Today brought the announcement of Adobe’s first mid-cycle release for Creative Suite 5.5. Instead of continuing with uninterrupted milestone releases, these will be moved to a two-year cycle, with mid-cycle releases keeping the product relevant and at the cutting edge of technology.
There were two main sides to the announcement – functionality and licensing.
So is this just a ploy by Adobe to take our money more regularly? Quite the opposite – one of Adobe’s big changes has been the introduction of a Subscription Edition in order to make upgrading more affordable and more suited to users’ fluctuating usage scenarios.
It is now be possible to subscribe to all versions of the main Creative Suite, as well as selected individual products (Photoshop, Illustrator, InDesign, Dreamweaver, Flash Professional, Premiere Pro, and After Effects) for a fixed monthly fee. For this you will get the software either on a month-by-month basis, or an annual basis depending on the subscription chosen, including access to the latest software updates for free for as long as you’re still a subscriber. It is possible to convert current trials to a subscription, and the software is exactly the same as the ‘traditional’ versions. Subscriptions are being sold exclusively on adobe.com with pricing information here:
So now the money talk is out of the way, what do you get that makes it worth upgrading? The answer is a surprising amount for what is not a milestone release. These enhancements span a variety of products and include:
Updates to both HTML5 and Flash authoring tools, showing once again that Adobe are more than happy for both technologies to co-exist. These tools are specifically designed to help the creation of mobile content for iOS, Android and BlackBerry Tablet OS as well as more traditional browser-based content. Dreamweaver contains jQuery mobile framework integration, PhoneGap, and WebKit engine updates, whilst Flash Builder 4.5 Premium and the Flex 4.5 framework cover those who prefer their development to be Flash-based.
Digital publishing is a sector which is evolving rapidly at present, and updates to InDesign will allow designers to introduce elements such as “video, audio, panoramic view, 360-degree object rotation, pan and zoom of images, integration of HTML and HTML5 content and other interactive overlays”. Again harking back to devices (“year of the tablet/mobile”, anyone?), the integration with Adobe’s Digital Publishing Suite will aim encourage more digital publications to be created for tablets in an increasingly simple fashion.
Are we done talking about devices yet?

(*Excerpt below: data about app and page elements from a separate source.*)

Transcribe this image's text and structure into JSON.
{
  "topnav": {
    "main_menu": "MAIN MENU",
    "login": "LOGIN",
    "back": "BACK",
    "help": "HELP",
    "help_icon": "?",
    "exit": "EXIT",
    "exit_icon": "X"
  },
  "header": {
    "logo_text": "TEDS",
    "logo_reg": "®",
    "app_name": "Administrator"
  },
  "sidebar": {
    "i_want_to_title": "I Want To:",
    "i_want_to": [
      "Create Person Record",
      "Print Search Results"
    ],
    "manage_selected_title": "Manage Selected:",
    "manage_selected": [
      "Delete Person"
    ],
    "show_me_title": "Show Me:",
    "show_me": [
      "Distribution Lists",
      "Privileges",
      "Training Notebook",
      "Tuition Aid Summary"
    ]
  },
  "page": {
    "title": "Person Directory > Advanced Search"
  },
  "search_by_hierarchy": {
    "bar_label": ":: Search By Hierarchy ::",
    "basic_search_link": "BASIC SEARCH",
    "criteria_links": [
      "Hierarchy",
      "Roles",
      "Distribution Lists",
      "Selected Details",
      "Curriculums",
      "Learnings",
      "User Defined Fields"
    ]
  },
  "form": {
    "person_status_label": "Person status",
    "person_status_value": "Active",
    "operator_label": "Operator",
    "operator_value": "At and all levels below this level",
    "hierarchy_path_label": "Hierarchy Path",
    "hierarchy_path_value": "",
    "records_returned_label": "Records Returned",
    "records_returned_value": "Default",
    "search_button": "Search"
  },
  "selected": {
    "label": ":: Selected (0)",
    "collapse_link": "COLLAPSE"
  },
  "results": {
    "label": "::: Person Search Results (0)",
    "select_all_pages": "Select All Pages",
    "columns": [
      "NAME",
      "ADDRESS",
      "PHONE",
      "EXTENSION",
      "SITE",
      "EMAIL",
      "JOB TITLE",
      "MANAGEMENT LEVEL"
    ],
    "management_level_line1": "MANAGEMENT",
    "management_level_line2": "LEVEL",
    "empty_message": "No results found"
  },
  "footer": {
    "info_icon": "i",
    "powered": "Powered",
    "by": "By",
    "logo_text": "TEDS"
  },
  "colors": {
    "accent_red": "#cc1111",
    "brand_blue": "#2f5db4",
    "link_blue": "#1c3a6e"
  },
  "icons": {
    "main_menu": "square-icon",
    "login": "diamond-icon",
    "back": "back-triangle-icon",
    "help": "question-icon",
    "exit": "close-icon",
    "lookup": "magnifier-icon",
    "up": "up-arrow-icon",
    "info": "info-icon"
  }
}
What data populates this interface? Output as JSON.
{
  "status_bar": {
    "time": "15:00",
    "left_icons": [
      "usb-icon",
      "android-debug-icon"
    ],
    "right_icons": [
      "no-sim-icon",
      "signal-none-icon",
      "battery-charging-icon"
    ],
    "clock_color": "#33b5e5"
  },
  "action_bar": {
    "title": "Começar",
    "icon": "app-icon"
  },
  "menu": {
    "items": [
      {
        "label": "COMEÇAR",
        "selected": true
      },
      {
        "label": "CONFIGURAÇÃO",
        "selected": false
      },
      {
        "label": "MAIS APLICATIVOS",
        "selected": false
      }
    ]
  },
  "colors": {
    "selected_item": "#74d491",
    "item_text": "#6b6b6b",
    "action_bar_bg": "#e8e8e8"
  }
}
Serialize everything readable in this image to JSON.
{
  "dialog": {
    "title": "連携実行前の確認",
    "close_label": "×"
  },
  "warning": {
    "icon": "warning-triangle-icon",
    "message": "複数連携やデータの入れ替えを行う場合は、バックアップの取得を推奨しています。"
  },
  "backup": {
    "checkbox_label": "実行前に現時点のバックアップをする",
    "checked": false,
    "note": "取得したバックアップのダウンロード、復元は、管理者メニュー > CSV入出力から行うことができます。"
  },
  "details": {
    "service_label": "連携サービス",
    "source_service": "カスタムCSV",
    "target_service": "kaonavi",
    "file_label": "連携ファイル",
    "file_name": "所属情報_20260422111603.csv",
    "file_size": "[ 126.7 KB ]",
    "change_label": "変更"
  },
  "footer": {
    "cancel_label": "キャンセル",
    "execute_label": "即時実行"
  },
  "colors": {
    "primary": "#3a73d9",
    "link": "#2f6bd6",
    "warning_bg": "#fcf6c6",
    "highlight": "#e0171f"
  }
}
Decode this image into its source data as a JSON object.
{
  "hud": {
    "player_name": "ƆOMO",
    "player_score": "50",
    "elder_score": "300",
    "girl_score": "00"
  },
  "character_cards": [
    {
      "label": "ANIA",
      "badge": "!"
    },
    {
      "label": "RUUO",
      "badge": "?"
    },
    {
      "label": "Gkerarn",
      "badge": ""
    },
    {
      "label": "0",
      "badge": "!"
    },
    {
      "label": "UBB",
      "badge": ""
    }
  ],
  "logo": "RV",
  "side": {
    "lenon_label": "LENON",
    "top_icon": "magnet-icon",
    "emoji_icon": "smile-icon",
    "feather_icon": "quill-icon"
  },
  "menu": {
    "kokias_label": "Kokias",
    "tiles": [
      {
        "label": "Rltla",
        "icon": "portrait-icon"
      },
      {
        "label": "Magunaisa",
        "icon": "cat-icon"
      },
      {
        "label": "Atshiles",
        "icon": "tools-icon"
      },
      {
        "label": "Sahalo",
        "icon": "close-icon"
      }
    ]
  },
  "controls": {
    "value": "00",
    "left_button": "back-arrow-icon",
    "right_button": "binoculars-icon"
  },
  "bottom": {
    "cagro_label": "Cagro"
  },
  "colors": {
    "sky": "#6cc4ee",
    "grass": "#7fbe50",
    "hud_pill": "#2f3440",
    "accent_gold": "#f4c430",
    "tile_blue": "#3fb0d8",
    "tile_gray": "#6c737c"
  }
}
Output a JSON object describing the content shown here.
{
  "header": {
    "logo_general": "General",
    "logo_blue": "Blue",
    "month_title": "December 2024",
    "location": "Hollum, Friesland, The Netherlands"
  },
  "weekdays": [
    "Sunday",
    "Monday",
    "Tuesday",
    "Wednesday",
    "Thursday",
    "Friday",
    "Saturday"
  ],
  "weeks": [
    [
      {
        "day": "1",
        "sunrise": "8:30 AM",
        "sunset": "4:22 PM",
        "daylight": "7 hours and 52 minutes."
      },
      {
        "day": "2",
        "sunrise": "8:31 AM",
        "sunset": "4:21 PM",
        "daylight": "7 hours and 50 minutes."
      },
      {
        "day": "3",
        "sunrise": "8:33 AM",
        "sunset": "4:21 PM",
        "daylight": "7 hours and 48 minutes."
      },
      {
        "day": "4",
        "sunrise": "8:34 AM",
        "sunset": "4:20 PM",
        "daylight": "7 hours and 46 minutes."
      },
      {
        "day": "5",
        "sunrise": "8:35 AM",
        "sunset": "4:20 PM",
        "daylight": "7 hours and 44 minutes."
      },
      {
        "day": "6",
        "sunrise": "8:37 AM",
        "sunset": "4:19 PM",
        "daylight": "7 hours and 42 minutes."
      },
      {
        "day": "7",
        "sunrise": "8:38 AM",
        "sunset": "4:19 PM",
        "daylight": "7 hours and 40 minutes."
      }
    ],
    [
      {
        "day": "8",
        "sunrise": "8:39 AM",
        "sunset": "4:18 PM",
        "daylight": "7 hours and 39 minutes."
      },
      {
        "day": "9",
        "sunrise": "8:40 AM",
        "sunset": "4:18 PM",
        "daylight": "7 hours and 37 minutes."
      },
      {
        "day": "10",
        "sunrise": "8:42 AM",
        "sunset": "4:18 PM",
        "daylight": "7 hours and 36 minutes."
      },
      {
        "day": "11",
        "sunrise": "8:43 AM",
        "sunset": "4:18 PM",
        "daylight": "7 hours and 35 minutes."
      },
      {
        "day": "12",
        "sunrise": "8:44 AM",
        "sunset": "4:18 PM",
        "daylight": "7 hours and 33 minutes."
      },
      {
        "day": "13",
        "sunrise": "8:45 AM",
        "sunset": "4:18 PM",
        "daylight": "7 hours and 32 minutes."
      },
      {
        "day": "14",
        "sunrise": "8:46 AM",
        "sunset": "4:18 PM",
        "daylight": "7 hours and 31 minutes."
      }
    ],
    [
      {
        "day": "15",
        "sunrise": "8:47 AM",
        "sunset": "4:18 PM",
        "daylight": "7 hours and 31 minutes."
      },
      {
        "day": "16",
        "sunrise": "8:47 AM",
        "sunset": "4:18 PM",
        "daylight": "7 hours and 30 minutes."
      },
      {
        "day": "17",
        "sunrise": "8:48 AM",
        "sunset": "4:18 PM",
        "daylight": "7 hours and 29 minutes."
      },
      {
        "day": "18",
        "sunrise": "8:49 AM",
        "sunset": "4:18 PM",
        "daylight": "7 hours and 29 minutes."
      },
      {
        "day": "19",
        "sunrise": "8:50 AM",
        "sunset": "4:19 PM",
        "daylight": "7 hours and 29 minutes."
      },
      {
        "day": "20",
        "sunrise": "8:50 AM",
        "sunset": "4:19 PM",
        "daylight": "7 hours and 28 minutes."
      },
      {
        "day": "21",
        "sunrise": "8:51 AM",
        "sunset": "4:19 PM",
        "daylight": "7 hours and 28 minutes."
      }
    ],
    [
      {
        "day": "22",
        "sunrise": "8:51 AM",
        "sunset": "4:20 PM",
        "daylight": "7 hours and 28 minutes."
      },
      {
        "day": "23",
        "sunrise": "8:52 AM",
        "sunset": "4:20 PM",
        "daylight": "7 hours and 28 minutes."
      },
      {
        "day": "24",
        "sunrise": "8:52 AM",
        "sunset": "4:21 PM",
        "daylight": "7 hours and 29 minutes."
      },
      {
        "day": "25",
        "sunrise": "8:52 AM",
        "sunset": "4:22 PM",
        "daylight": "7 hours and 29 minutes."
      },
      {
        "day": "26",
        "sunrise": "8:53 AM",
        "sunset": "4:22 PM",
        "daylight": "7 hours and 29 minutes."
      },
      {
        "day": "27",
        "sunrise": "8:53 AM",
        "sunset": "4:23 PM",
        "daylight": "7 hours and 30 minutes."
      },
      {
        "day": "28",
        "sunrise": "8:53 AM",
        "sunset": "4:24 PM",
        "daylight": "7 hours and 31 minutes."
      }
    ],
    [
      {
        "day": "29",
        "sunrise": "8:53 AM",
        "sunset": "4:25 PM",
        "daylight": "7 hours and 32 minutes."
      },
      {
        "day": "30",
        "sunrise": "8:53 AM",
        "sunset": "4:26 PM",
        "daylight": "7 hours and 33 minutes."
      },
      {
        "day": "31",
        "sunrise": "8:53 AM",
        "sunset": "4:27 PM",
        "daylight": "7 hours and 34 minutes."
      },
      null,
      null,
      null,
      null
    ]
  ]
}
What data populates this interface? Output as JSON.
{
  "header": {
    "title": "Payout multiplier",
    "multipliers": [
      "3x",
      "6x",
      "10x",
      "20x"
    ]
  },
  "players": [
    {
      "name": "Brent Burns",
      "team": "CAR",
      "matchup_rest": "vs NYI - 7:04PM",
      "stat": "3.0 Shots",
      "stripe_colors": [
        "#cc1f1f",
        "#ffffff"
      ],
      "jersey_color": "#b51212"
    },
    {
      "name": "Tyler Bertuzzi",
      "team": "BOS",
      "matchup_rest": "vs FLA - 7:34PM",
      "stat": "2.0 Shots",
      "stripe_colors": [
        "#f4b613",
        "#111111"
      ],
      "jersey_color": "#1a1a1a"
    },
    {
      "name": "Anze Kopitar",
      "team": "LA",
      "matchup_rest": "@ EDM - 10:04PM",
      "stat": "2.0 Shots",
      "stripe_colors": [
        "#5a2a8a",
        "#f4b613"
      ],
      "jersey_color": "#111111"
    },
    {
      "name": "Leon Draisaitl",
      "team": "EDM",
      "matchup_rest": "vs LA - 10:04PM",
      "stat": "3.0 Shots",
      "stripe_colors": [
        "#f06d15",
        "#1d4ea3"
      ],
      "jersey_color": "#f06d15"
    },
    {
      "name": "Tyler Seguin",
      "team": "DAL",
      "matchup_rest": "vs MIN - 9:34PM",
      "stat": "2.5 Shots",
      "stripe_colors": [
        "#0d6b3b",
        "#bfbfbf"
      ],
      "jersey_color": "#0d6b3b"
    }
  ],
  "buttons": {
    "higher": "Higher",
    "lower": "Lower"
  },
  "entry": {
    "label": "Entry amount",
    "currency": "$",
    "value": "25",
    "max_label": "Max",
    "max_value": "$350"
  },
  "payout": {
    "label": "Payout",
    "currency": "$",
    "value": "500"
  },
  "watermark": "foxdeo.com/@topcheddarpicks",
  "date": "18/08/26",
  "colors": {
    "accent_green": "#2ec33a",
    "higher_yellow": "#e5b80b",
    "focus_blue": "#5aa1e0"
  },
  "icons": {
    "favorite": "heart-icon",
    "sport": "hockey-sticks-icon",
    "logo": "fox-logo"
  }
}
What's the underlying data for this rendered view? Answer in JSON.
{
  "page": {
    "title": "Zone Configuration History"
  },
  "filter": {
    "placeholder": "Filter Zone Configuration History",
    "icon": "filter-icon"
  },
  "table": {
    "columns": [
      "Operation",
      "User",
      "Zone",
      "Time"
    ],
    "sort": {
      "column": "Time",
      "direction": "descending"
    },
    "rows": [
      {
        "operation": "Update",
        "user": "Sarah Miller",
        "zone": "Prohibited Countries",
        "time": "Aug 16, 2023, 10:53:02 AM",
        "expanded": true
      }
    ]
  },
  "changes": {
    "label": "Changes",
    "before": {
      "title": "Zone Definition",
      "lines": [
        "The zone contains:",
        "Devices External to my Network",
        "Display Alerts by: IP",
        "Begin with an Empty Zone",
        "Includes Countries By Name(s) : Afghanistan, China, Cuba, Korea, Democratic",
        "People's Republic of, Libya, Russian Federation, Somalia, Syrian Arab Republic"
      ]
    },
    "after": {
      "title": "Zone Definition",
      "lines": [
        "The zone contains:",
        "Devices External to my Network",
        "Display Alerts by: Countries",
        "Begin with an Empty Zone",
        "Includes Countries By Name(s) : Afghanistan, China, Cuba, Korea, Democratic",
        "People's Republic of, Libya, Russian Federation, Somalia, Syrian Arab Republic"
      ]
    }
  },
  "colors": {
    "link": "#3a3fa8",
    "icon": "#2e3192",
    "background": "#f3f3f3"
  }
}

Not quite… in addition to the above, Adobe are releasing the Photoshop Touch SDK, which you may remember being demoed at MAX last year in the form of a palette application interacting with Photoshop, now known as Adobe Color Lava. The SDK will let developers create Android, PlayBook and iOS applications which seamlessly integrate directly with Photoshop functionality. For a first look at the launch apps, and to get some ideas, have a look at photoshop.com.
Finally there are great performance enhancements for video products in the Production Premium suite, covering performance upgrades for Windows and Mac OS as well as workflow and functionality improvements.
Only time will tell, but the introduction of the Subscription Edition looks to be a smart move on the part of Adobe, and will perhaps help to tempt in some of those who may not have considered paying the full price in the past. The move to mid-cycle releases is also wise – developments move so rapidly nowadays that Adobe (as others) will need to find new ways to keep up in order to stay relevant, and this seems a great way of keeping the buzz around product releases whilst giving users the tools they need. I’ll be upgrading my copy… will you?